This is the sort of Vedanta we have these days—which is very, very bad. We should not teach Vedanta when the mind is not receptive. It will misconstrue. First of all, it will not understand; and even if it understands, it misunderstands. Therefore, mystical teachings are not to be imparted in public over loudspeakers and microphones. They have to be imparted only to the select disciple who is well matured.

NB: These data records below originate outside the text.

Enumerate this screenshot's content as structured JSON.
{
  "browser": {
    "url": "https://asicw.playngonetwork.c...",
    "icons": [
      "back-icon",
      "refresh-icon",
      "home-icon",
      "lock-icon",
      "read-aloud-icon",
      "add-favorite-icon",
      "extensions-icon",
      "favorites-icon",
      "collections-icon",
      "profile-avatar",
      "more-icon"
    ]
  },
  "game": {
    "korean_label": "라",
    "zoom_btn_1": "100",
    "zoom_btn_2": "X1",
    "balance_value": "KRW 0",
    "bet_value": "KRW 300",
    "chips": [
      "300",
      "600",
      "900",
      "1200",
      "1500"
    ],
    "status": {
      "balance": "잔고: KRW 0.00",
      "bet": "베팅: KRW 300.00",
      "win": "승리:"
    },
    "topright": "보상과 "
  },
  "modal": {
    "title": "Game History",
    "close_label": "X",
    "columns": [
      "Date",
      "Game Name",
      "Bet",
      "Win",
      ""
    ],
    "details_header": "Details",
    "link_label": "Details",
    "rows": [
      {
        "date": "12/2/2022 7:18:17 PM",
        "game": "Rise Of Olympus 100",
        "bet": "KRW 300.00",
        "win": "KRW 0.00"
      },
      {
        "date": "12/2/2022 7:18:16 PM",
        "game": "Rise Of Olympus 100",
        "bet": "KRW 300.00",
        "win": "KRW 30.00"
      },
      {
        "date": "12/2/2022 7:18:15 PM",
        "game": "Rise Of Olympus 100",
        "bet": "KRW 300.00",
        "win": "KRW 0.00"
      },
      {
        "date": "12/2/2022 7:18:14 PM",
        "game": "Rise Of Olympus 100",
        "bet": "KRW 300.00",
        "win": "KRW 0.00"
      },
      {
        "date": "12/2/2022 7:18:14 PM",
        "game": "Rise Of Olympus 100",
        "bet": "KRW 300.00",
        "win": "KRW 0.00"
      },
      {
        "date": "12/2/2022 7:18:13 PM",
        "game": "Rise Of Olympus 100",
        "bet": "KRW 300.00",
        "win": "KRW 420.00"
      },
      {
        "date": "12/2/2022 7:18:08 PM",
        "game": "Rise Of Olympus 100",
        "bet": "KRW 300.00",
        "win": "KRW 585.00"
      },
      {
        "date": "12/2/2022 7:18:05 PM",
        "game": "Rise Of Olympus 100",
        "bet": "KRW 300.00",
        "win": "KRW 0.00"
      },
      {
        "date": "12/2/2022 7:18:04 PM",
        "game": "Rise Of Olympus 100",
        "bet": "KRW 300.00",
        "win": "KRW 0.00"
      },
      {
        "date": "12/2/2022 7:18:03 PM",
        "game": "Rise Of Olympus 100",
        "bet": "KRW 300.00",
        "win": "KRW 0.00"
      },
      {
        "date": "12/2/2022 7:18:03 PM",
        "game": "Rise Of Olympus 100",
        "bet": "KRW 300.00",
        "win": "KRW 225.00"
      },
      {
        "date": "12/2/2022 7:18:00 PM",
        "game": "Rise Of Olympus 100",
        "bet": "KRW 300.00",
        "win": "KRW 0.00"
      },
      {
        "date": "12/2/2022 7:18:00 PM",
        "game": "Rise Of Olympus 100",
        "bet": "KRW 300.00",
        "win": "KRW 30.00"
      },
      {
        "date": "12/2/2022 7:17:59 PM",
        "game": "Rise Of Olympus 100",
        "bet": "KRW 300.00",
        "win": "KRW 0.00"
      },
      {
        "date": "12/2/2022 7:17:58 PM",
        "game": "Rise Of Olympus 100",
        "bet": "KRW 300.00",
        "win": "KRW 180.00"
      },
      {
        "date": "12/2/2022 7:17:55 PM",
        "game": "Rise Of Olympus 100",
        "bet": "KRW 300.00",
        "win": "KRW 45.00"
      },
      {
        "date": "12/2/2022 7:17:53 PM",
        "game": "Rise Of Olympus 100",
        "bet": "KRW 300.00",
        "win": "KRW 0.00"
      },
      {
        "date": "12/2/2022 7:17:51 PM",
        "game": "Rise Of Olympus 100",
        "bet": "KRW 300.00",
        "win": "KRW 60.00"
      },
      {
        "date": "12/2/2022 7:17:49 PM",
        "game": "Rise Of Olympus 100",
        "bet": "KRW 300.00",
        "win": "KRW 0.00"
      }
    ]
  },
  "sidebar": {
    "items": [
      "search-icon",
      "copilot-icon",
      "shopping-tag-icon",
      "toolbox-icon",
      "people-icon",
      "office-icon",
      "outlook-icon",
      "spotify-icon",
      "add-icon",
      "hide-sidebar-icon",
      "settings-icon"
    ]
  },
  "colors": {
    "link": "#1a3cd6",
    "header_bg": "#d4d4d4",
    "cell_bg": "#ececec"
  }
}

Electric current only passes through high-tension wire. It does not pass through bamboo or plantain stem. It is said there are three types of disciples: plantain stem, firewood and gunpowder. Gunpowder will immediately catch fire. If a match is struck and put on gunpowder, it immediately explodes. These are high-class aspirants. Once they are told, it is sufficient; they do not need to be told a second time. Their minds catch the teaching like gunpowder catches the fire. The second class of aspirants is like firewood. We have to go on blowing air, and only then does the wood catch fire. If we simply light a match and try to set the wood on fire, the first match gets extinguished before the wood catches fire. The third type of disciples is like plantain stem. It will never catch fire. However much we may throw it into fire, it will remain cold. "Oh, I didn't understand what you were saying. I am going back." So the disciples should be at least second rate, not third rate. And we should not shout first-rate instructions to second-rate disciples, and so on. The art of teaching is a science by itself. The teacher should be a wise man, not a fool. He should not go on saying truths which are not to be uttered at that time.
The presence of the Guru is a great influence upon the mind of the Chela. Whatever we are today, in our own humble capacity, is entirely due to our personal association with Swami Sivanandaji Maharaj, and not due to the books that we have studied or the texts that we have mastered or the lectures that we have heard. These are nothing; they are a husk. It is due to the force of Swami Sivananda that we somehow or other imbibed—by his grace, I should say. Sivananda was everything for us—father, mother, brother, everything. When he passed away, sometimes it looked as if the earth itself was giving way, cracking under our feet. We had nobody; everything went off.
Anyway, he is working still. Some spiritual force is working, from where our strength comes. Otherwise, this asthmatic body cannot do so much work. I have asthmatic complications; I cannot eat, and have to take so many medicines. Necessity is the mother of invention. When necessity arose, strength also came, perhaps. The Guru's strength is spiritual strength; it is God's strength. Guru and God are regarded as identical. Gurur Brahma Gurur Vishnu Gurur Devo Maheshwara Guru Sakshat Parabrahma Tasmai Sri Gurave Namah. We do not regard the Guru as a human being, and he is not supposed to be regarded as a human being. Hence, he is not a body; and therefore, he does not die. The immortal Guru maintains an immortal relationship with the Chela, who is also an immortal part, a spark, a ray of divinity.